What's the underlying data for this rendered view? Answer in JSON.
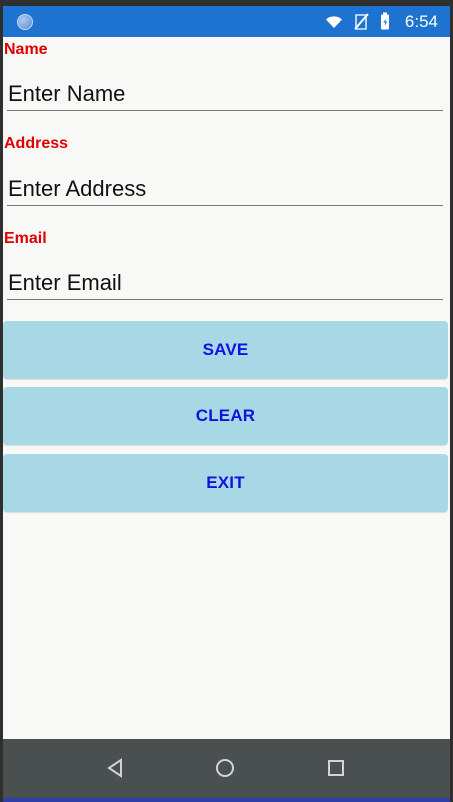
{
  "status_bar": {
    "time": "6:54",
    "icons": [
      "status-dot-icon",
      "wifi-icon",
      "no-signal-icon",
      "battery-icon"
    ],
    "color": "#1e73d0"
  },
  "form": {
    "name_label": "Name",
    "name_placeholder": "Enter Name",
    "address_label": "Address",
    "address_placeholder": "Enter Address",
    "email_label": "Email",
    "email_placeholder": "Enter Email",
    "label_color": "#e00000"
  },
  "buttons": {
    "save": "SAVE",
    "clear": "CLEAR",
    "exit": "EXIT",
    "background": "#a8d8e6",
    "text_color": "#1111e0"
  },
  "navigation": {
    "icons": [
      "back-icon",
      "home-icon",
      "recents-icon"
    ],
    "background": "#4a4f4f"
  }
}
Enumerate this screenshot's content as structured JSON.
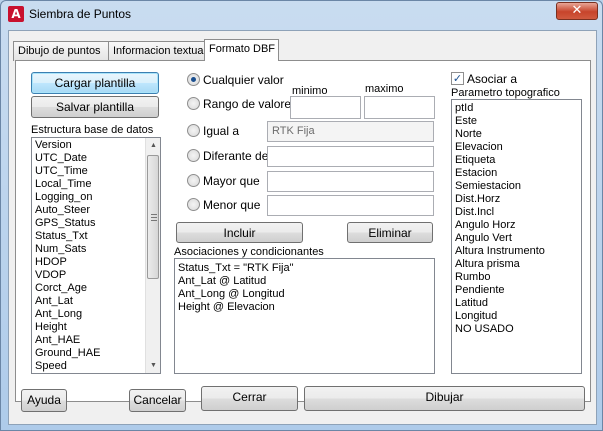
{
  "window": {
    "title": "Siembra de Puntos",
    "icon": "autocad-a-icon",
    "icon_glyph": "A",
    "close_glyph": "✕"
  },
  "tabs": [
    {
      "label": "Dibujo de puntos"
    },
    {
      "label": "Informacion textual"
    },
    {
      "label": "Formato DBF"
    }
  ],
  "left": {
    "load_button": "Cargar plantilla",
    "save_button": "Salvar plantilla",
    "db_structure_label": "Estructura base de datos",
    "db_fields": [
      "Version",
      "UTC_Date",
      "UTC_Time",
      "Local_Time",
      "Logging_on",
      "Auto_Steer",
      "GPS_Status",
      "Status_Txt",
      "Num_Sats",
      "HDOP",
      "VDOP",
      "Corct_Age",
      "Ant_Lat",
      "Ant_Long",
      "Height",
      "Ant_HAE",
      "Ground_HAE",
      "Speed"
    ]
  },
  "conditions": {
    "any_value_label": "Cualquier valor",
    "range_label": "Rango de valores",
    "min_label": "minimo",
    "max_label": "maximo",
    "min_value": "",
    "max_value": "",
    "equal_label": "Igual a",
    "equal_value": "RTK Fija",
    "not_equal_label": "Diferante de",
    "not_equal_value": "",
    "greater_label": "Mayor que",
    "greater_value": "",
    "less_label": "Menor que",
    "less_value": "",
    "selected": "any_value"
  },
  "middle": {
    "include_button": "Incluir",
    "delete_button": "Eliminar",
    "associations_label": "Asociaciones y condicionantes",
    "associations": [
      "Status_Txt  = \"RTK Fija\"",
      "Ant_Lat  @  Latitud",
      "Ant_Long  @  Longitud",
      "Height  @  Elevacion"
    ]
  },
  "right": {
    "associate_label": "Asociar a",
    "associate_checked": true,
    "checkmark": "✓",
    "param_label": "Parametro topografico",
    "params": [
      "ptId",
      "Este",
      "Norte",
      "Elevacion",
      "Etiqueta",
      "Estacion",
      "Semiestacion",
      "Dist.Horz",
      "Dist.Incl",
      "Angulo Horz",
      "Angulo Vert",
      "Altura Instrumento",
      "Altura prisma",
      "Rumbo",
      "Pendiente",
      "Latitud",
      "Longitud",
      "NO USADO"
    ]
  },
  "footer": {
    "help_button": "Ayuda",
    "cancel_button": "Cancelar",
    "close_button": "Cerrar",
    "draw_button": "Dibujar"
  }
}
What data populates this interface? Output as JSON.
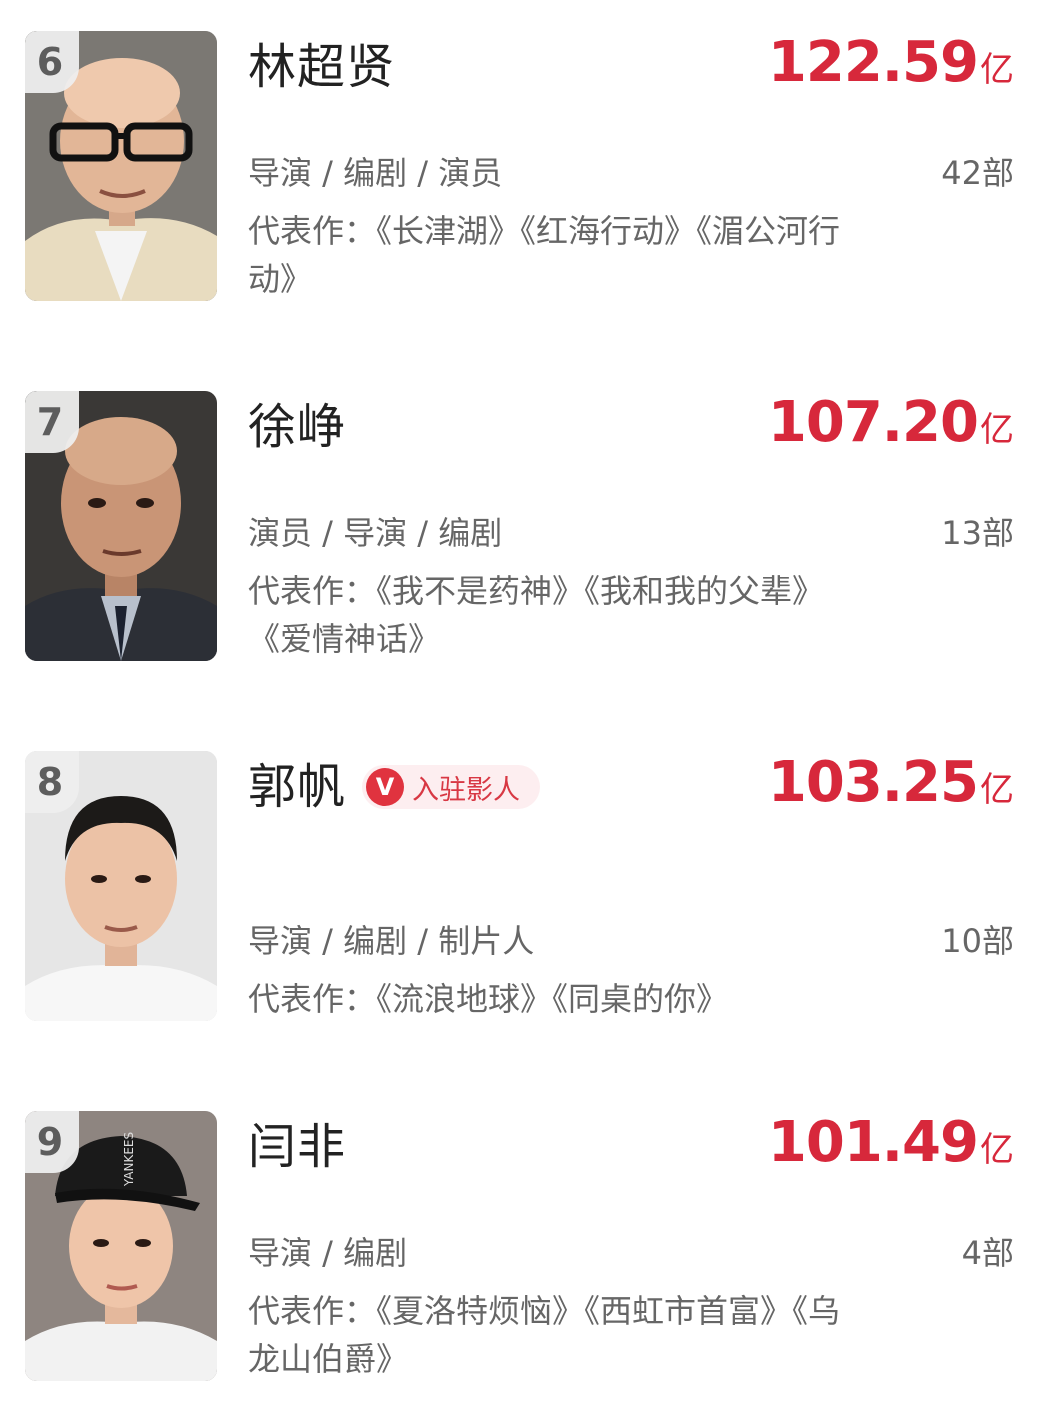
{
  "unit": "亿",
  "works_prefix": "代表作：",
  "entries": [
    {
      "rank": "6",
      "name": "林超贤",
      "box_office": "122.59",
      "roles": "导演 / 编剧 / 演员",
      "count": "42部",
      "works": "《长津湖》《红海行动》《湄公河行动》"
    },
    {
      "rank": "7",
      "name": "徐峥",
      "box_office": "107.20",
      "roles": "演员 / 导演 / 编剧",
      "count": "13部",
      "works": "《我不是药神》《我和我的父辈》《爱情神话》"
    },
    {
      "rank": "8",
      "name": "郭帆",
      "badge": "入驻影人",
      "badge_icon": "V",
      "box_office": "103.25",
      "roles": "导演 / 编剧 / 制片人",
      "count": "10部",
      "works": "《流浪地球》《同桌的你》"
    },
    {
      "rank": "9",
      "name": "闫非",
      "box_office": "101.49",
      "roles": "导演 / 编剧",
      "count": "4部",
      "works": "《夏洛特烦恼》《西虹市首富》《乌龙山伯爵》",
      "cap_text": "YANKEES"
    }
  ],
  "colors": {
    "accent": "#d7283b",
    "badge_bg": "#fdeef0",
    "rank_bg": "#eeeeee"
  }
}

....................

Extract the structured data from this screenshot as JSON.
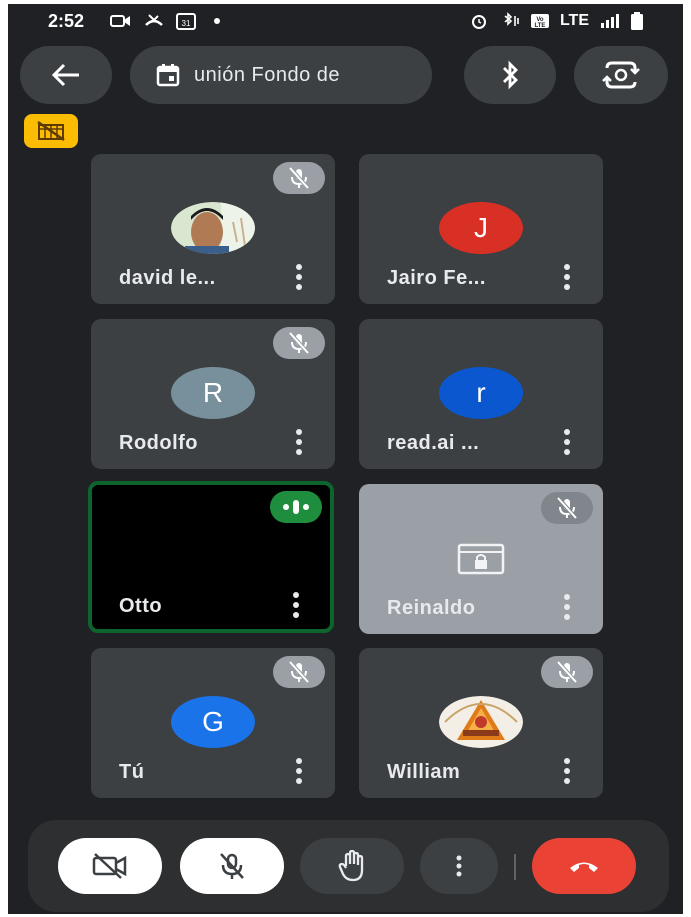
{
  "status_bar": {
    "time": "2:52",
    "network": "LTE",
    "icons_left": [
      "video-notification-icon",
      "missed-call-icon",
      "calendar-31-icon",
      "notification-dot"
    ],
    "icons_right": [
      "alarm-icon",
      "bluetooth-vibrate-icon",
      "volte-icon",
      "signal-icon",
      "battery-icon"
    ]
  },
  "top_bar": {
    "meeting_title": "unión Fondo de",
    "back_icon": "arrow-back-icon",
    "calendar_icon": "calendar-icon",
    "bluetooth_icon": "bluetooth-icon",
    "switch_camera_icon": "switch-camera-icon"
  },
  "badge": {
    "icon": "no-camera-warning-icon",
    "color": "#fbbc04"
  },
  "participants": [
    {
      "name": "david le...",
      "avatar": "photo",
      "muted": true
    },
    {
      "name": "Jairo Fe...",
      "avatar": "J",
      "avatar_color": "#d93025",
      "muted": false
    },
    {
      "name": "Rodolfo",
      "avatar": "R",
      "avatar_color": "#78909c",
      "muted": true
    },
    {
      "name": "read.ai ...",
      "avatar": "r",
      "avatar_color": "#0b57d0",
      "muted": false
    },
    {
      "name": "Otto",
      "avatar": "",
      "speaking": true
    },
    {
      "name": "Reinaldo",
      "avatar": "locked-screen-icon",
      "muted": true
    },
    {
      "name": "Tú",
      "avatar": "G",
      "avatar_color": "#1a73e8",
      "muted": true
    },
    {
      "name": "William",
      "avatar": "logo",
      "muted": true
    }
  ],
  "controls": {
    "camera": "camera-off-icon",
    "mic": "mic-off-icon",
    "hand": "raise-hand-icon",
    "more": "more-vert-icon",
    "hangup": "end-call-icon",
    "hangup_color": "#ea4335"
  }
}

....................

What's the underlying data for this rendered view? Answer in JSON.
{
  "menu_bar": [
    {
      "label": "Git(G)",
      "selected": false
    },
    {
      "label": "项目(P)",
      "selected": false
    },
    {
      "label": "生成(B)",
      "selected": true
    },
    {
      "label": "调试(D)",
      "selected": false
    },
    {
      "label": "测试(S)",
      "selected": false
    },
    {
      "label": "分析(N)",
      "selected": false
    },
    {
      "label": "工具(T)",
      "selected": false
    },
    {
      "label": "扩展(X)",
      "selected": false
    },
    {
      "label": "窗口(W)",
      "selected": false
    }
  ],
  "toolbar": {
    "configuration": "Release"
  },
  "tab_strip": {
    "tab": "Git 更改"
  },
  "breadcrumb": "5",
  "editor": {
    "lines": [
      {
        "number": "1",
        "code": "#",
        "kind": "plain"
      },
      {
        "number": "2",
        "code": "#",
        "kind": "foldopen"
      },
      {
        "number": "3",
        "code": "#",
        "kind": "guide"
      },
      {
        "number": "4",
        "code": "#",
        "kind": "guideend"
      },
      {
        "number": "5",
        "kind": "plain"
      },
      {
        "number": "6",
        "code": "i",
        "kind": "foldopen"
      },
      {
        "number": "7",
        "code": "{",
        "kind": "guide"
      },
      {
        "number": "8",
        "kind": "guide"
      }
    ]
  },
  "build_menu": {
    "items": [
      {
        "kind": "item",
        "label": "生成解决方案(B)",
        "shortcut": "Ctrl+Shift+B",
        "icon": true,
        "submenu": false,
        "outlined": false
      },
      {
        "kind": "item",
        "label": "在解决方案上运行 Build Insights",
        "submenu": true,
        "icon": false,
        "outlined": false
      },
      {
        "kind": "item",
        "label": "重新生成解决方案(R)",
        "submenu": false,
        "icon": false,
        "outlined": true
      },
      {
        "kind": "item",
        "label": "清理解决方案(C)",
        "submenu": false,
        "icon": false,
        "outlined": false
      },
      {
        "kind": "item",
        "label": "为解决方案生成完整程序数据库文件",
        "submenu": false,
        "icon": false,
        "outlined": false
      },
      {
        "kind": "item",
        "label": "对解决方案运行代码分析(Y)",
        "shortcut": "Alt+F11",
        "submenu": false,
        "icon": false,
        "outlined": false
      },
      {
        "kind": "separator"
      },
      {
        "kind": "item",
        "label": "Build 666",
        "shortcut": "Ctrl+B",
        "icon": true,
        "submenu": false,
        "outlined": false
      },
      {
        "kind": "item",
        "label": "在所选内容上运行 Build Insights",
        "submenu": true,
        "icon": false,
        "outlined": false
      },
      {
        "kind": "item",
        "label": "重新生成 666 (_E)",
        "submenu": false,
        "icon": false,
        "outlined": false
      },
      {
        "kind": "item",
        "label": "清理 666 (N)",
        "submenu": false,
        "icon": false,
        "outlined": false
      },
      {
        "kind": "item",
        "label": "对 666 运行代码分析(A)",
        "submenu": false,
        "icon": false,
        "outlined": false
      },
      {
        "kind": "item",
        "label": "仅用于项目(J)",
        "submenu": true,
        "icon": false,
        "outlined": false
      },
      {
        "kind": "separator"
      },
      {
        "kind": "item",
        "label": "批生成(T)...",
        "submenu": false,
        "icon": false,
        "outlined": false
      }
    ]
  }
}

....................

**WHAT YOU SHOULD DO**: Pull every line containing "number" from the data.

**TASK SOLUTION**:
        "number": "1",
        "number": "2",
        "number": "3",
        "number": "4",
        "number": "5",
        "number": "6",
        "number": "7",
        "number": "8",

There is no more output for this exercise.